Baghdad-Arbil dispute fueled by military HQ

Baghdad-Arbil dispute fueled by military HQ

KRG leader Barzani says that the formation of the new army headquarters in Kirkuk is an unconstitutional step. AP photo

The formation of new military headquarters covering the cities of northern Iraq has sent already poor relations between Baghdad and the Kurdistan Regional Government (KRG) plummeting further.

The new Tigris Operations Command - based in Kirkuk and covering the entire province of the same name, as well as neighboring Salaheddin and Diyala - has drawn an angry response from Kurdish leaders who want to incorporate much of the area into their region.

“The formation of the Dijla [Tigris] Operations Command in Kirkuk and Diyala is an unconstitutional step by the Iraqi government,” KRG President Massoud Barzani said in recent remarks reported by Agence France-Presse. “The intentions, aims, formation and actions of this command center are against the Kurdish people, the political process, co-existence and the process of normalizing the situation in the disputed areas.”

Iraqi Prime Minister Nouri al-Maliki responded by warning Kurdish peshmerga forces to “avoid provoking” Iraqi security forces.

“We call on peshmerga forces not to carry out any acts that arouse tensions and instability in those areas and we advise them to stay away from government forces,” said the statement, attributed to al-Maliki and referring to his position as commander in chief of Iraq’s armed forces.

The latest dispute strikes at the heart of an unresolved row between Baghdad and the KRG in Arbil over territory, oil and the interpretation of Iraq’s federal Constitution.
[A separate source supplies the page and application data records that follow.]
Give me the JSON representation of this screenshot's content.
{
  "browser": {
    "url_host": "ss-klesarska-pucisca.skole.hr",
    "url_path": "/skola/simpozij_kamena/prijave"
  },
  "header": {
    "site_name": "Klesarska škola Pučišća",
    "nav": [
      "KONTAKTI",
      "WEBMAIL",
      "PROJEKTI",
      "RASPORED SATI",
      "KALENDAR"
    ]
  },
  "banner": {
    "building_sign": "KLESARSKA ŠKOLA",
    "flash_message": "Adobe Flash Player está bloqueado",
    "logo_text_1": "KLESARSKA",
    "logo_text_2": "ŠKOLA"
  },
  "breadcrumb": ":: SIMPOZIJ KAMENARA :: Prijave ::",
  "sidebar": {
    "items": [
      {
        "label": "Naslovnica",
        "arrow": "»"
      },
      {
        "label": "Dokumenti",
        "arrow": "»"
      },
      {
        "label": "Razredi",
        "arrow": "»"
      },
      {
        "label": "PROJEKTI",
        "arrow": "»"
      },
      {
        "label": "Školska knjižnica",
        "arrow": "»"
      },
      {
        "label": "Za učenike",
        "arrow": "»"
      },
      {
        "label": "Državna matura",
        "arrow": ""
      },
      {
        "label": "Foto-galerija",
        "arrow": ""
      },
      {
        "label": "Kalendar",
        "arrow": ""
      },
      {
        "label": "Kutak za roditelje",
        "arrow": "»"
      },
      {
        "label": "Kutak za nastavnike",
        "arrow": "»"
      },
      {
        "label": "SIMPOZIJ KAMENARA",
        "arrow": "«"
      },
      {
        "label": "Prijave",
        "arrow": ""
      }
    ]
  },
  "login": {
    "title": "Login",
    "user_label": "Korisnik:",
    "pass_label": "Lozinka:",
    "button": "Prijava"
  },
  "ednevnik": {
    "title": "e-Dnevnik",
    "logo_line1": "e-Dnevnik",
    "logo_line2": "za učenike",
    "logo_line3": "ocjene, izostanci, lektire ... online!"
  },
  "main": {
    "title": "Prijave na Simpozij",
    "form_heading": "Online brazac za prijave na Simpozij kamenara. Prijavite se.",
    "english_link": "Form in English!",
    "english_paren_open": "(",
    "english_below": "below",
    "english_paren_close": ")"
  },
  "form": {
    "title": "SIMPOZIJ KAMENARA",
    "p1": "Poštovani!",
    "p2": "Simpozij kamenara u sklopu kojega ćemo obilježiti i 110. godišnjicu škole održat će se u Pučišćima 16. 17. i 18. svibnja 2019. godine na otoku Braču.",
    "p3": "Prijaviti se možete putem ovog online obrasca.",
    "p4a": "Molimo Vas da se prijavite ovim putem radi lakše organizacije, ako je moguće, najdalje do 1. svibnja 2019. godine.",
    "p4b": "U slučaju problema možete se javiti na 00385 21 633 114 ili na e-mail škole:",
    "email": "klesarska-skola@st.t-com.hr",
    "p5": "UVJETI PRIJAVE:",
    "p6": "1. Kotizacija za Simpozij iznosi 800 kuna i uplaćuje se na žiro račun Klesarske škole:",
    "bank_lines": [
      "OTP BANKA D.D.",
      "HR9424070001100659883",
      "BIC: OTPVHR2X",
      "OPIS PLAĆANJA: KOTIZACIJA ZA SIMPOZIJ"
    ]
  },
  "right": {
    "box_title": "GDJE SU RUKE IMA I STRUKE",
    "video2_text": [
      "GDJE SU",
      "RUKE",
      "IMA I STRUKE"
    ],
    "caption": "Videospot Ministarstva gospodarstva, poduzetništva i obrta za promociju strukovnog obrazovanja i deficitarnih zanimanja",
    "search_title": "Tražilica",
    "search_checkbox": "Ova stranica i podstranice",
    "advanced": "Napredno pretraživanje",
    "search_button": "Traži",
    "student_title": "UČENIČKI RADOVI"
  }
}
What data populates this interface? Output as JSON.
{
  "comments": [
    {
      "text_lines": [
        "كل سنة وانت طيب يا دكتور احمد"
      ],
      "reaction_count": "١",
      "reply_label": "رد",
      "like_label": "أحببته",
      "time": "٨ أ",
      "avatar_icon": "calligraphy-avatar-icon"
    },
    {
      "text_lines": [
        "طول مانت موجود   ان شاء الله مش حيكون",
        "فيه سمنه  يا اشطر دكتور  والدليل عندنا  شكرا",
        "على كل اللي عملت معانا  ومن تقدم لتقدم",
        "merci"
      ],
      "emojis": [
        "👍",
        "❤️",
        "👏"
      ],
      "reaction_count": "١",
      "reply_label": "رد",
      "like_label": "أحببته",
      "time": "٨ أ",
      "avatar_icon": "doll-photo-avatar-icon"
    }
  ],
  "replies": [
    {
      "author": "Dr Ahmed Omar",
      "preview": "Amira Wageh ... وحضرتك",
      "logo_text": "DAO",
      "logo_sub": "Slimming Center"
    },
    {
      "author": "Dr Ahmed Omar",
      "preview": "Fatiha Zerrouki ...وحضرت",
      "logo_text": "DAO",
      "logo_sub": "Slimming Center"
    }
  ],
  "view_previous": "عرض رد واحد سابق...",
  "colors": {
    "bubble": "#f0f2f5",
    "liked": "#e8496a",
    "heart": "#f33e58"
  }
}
The Tigris Operations Command was set up Sept. 1 with its head, Lieutenant General Abdulamir al-Zaidi saying it intended to address the poor security coordination in the area that had allowed several violent attacks to occur.

Al-Zaidi, also head of the army’s 12th division that covers Kirkuk and parts of Salaheddin, insisted that his forces were not entering the city of Kirkuk, which is secured by the local police force.

But Kirkuk province’s Kurdish governor Najim al-Din Omar Karim has refused to cooperate with the new command, arguing there was already sufficient coordination between existing institutions. “The Iraqi army must not intervene; we cannot accept the imposition of martial law on us,” he said.